Work required
The answer is one number. Say how many lines in the entries below include the word "photo".

(Dataset records begins)

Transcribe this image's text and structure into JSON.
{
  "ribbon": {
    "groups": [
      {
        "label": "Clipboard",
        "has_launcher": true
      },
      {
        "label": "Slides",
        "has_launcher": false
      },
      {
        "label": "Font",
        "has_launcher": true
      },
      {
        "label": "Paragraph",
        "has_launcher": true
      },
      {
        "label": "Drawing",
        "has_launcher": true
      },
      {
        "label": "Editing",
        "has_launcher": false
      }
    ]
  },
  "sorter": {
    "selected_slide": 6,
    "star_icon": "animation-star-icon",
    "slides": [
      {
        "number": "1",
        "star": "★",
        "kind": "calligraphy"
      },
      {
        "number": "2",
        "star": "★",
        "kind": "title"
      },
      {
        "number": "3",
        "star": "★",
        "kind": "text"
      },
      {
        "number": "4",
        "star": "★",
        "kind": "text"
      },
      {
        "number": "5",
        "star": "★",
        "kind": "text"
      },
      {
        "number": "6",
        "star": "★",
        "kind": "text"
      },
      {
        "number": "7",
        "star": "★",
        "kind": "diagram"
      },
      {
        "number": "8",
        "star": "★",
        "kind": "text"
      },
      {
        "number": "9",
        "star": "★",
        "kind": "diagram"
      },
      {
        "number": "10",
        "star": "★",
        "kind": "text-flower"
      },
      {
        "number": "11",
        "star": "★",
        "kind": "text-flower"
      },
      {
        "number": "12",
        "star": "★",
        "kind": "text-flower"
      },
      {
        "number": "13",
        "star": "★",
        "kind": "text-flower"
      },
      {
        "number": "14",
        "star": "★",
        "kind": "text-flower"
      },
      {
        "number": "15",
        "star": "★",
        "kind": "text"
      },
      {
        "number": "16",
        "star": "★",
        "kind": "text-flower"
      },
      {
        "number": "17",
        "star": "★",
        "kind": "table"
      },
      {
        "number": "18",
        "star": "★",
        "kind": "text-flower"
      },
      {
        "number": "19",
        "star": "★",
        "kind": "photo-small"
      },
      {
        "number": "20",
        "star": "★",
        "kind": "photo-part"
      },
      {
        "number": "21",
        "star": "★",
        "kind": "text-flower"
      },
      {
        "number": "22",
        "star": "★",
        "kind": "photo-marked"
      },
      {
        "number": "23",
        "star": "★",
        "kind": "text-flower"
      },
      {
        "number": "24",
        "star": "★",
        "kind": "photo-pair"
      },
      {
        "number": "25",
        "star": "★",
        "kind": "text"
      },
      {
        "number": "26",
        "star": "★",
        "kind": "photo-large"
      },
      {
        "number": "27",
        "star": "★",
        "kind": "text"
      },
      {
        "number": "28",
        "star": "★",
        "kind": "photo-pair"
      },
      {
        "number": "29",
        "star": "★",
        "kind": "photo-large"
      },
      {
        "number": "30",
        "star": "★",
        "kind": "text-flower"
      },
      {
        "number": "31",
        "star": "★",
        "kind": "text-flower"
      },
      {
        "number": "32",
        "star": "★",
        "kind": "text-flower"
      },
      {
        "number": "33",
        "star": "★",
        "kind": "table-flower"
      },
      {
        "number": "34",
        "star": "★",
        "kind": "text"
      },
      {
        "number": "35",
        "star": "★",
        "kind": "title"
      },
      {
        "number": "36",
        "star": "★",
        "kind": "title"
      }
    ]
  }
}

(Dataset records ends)

Your response
7